Raymond Chandler's Los Angeles

How the author foretold the Californian water crisis
Chinese artist who posted funny image of President Xi Jinping facing five years in prison as authorities crackdown on dissent in the arts

Art attack

Chinese artist who posted funny image of President Xi Jinping facing five years in prison
Marc Jacobs is putting Cher in the limelight as the face of his latest campaign

Cher is the new face of Marc Jacobs

Alexander Fury explains why designers are turning to august stars to front their lines
Parents of six-year-old who beat leukaemia plan to climb Ben Nevis for cancer charity

'I'm climbing Ben Nevis for my daughter'

Karen Attwood's young daughter Yasmin beat cancer. Now her family is about to take on a new challenge - scaling Ben Nevis to help other children
10 best wedding gift ideas

It's that time of year again... 10 best wedding gift ideas

Forget that fancy toaster, we've gone off-list to find memorable gifts that will last a lifetime
Paul Scholes column: With the Premier League over for another year, here are my end of season awards

Paul Scholes column

With the Premier League over for another year, here are my end of season awards
Heysel disaster 30th anniversary: Liverpool have seen too much tragedy to forget fateful day in Belgium

Liverpool have seen too much tragedy to forget Heysel

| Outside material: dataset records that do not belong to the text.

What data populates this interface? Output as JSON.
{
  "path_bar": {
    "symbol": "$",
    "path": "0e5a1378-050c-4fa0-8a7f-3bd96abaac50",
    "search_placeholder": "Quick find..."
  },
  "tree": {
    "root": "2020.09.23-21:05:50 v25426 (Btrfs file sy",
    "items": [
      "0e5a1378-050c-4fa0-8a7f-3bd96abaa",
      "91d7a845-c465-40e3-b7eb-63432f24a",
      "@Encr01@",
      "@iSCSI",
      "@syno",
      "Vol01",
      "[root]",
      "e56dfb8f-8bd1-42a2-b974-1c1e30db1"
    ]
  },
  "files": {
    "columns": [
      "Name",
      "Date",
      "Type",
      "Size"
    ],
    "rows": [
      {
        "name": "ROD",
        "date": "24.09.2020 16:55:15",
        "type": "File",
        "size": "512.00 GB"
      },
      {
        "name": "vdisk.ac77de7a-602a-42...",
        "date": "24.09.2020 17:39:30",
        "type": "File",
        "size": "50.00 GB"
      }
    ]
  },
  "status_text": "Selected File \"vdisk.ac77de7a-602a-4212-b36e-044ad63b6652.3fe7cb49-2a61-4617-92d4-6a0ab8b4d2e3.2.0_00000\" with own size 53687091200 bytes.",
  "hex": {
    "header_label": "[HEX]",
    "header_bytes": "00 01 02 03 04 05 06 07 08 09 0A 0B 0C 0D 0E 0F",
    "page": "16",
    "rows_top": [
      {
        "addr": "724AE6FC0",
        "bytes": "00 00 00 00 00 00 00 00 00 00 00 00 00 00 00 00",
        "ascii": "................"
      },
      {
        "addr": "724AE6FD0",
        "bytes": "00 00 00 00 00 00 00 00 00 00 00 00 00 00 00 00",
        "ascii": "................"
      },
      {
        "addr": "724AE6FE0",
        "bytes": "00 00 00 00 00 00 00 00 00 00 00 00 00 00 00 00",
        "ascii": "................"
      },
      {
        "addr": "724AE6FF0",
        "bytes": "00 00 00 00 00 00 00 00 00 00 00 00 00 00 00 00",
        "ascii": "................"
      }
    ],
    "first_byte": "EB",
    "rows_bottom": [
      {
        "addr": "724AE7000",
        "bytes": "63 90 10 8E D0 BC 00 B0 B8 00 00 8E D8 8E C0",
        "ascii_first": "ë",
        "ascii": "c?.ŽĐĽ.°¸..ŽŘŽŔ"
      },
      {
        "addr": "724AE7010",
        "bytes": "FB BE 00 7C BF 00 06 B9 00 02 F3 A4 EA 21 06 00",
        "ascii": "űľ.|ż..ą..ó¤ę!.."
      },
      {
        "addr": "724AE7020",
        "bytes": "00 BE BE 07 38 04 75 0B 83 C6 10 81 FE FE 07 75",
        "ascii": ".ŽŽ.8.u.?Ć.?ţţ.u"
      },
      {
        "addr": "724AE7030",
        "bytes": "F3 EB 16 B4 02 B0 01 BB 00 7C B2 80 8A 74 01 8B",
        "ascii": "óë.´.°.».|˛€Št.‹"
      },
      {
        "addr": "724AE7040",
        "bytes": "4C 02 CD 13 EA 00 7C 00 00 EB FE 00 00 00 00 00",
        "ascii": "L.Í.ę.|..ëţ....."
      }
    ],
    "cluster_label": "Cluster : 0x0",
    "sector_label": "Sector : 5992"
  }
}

Thirty years ago, 39 fans waiting to watch a European Cup final died as a result of a fatal cocktail of circumstances. Ian Herbert looks at how a club dealt with this tragedy
Amir Khan vs Chris Algieri: Khan’s audition for Floyd Mayweather may turn into a no-win situation, says Frank Warren

Khan’s audition for Mayweather may turn into a no-win situation

The Bolton fighter could be damned if he dazzles and damned if he doesn’t against Algieri, the man last seen being decked six times by Pacquiao, says Frank Warren
Blundering Tony Blair quits as Middle East peace envoy – only Israel will miss him

Blundering Blair quits as Middle East peace envoy – only Israel will miss him

For Arabs – and for Britons who lost their loved ones in his shambolic war in Iraq – his appointment was an insult, says Robert Fisk
Fifa corruption arrests: All hail the Feds for riding to football's rescue

Fifa corruption arrests

All hail the Feds for riding to football's rescue, says Ian Herbert
Isis in Syria: The Kurdish enclave still resisting the tyranny of President Assad and militant fighters

The Kurdish enclave still resisting the tyranny of Assad and Isis

In Syrian Kurdish cantons along the Turkish border, the progressive aims of the 2011 uprising are being enacted despite the war. Patrick Cockburn returns to Amuda
How I survived Cambodia's Killing Fields: Acclaimed surgeon SreyRam Kuy celebrates her mother's determination to escape the US

How I survived Cambodia's Killing Fields

Acclaimed surgeon SreyRam Kuy celebrates her mother's determination to escape to the US
Stephen Mangan interview: From posh buffoon to pregnant dad, the actor has quite a range

How Stephen Mangan got his range

Posh buffoon, hapless writer, pregnant dad - Mangan is certainly a versatile actor